I have this Chinese fortune pinned to my Boston colleges map in the dining room. I don't know if that's sacreligious, but it's there. It says, "there are no ordinary days." I think that's appropriately pinned to that prayer map. There ARE no ordinary days when it comes to following God's purpose for your life. It's a matter of prayerfully asking to see life around you as He sees it. That will open up your eyes and explode your brain. I can only take small doses, but I want to be able to ingest more.
I was thinking about that fortune the last couple of days. I began today reading up a storm and figured this ordinary day would work out like this: Bible, book, newspaper, church, bed. That was just about right, but such a list doesn't contain an iota of the richness of each of those 'tasks.' I rounded up 1 Corinthians this morning, pondering how the resurrection flows into the believer working for Christ.

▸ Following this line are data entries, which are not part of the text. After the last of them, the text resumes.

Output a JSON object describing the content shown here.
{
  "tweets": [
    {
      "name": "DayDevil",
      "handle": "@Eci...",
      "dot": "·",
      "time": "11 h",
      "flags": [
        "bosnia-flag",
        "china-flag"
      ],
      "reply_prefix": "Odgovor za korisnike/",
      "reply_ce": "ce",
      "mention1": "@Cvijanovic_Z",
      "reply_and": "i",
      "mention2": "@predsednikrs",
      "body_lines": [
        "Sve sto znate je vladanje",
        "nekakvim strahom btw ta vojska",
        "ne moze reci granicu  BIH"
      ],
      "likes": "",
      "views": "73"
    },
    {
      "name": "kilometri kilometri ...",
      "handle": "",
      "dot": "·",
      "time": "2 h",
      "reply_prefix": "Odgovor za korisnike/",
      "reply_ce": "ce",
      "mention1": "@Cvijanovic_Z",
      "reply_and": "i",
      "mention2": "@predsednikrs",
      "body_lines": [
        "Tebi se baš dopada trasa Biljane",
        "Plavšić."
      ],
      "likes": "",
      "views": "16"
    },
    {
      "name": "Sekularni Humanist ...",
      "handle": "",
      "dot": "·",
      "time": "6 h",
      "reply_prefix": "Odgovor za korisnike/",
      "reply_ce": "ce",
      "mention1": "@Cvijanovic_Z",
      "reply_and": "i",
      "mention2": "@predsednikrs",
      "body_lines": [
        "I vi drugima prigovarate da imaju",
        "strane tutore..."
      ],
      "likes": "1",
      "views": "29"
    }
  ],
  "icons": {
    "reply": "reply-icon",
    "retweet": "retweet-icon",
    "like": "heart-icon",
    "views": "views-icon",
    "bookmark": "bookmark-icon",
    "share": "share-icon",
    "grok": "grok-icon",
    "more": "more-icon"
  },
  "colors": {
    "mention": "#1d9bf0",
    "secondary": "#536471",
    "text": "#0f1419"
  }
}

Then I finished off the book I started last night. I couldn't stop reading it. I didn't know what I was getting into when I opened it up last night at 10pm--I just knew I wanted to read it. This book affirmed everything that the Spirit has spoken to my heart in the last few months, complete with some of the same terminology and wording. I've been focusing (even perseverating) on the idea of good vs great (or best). Good things are the stuff we settle for when the great things seems too huge or impossible, but the great things are exactly the stuff God personally calls us to do. They are different for everyone, but those decisions require a great deal of faith. Batterson spoke directly to this issue on pg 106, "Good is often the enemy of great...Sometimes taking a calculated risk means giving up something that is good so you can experience something that is great. In a sense, sin is short-changing ourselves and short-changing God. It is settling for anything less than God's best. Faith is the exact opposite. Faith is renouncing lesser goods for something greater. And it always involves a calculated risk." Whoa. Settling is sin. Um, God, I think I'm getting the hint here...

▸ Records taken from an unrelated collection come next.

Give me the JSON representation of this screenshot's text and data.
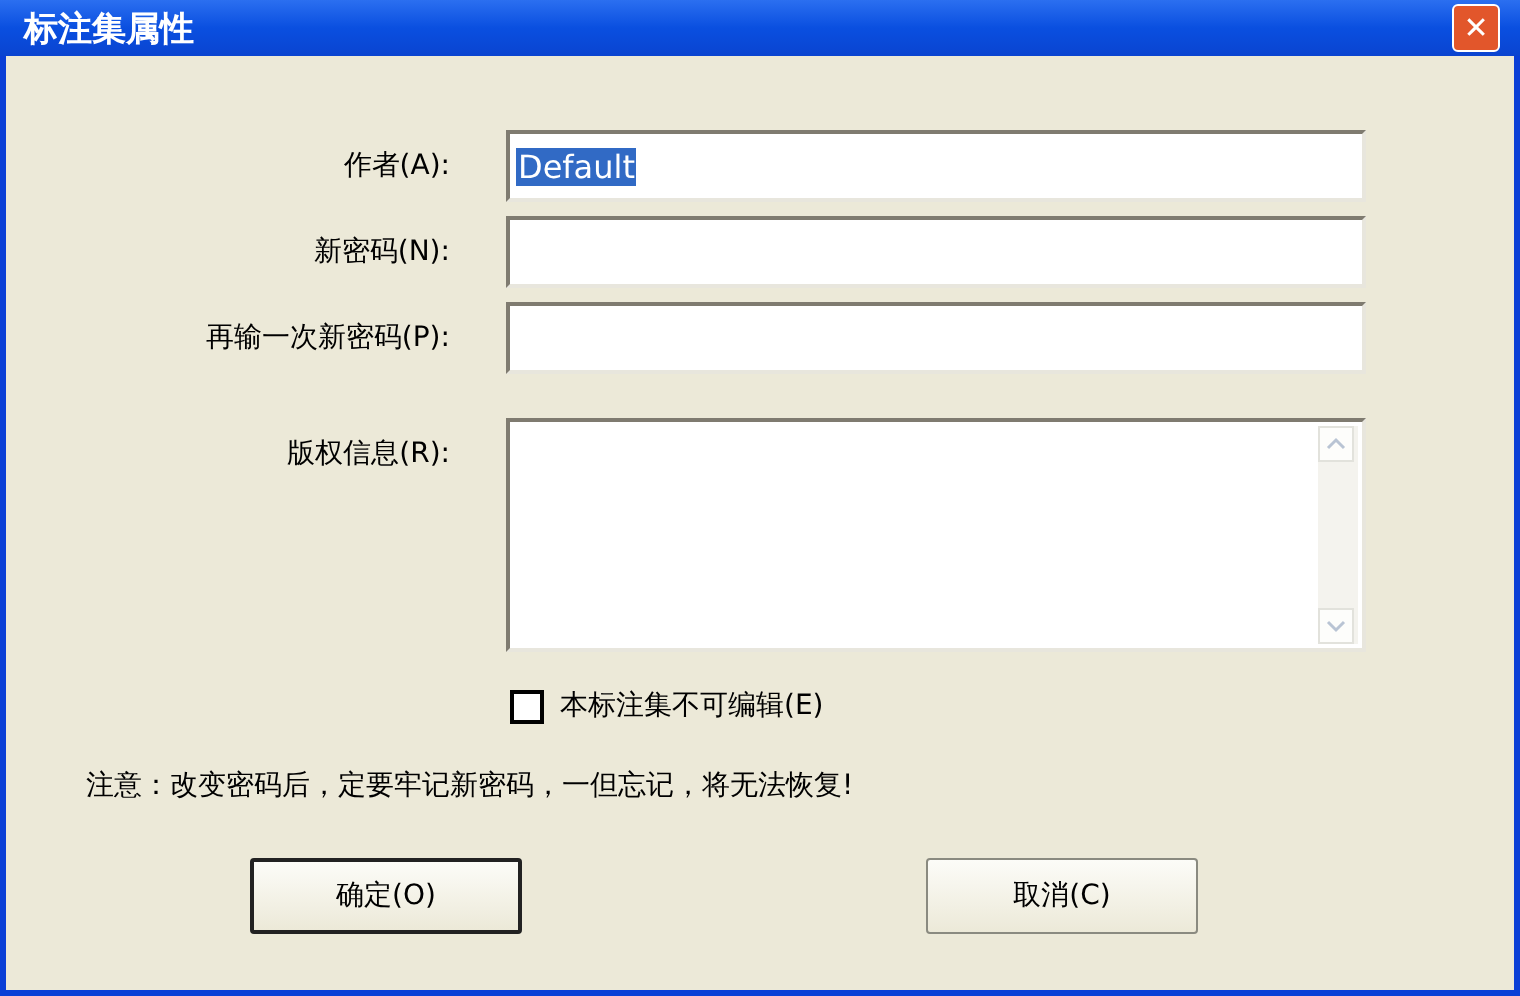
{
  "window": {
    "title": "标注集属性",
    "close": "✕"
  },
  "fields": [
    {
      "kind": "line",
      "label": "作者(A):",
      "value": "Default",
      "highlighted": true
    },
    {
      "kind": "line",
      "label": "新密码(N):"
    },
    {
      "kind": "line",
      "label": "再输一次新密码(P):"
    },
    {
      "kind": "area",
      "label": "版权信息(R):"
    }
  ],
  "checkbox": {
    "label": "本标注集不可编辑(E)",
    "checked": false
  },
  "note": "注意：改变密码后，定要牢记新密码，一但忘记，将无法恢复!",
  "buttons": [
    {
      "label": "确定(O)",
      "default": true
    },
    {
      "label": "取消(C)",
      "default": false
    }
  ]
}
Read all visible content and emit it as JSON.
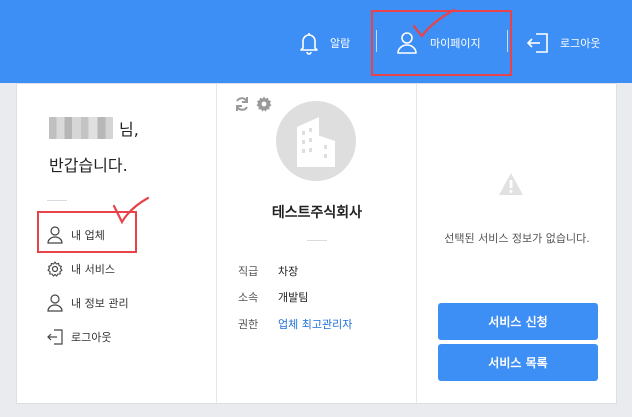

The other section of the book that struck me was the chapter on the importance of looking foolish. Beth Moore spoke on that exact topic at Passion and it smacked this perfectionist between the eyes. In the beginning, we suck at stuff that requires practice. And sometimes God will call us to follow Him despite what logic and people will tell us (aka Noah and his big ol' boat in the desert). Here's what Batterson says about this: "The greatest breakthroughs, miracles, and turning points in Scripture can be traced back to someone who was willing to look foolish." There's something about conformity to 'proper' behavior that civilizes the little, creative, foolish child out of us. I was once the little girl who lifted up her dress during the children's sermon and danced around with all the Christmas bows flopping on her head--I don't do that stuff anymore. Christ was really on to something when He spoke about becoming like little children--there's the innocent, whole-hearted belief and also the part that is creatively nonconformist. Christ doesn't want us to sit in rows, dress just right, liking the same music, and saying all the right words. That's not who He was. That's not who He wants us to be. The beauty part is that He didn't just come to free us from sin, but He also came to free us from being those whitewashed identical tombs too. Conformity stifles living out our potential in Christ. We are already whole in Him, so why are we so focused on the gospel of sin management?
This is the most inspirational book I've read in a really long time. It was like a Passion conference packed into less than 200 pages. It was a warrior's treatise. It was exactly what I (and so many others I know) needed to hear right now. This is a pivotal moment of decision to continue on the path of doing something great. Not great like the world sees it or great in my own strength, but God doing something great in and through me. He's the author of this thing and I'm just here, straining to listen and respond with proper honor.
Oh the glory of it all...we will never be the same.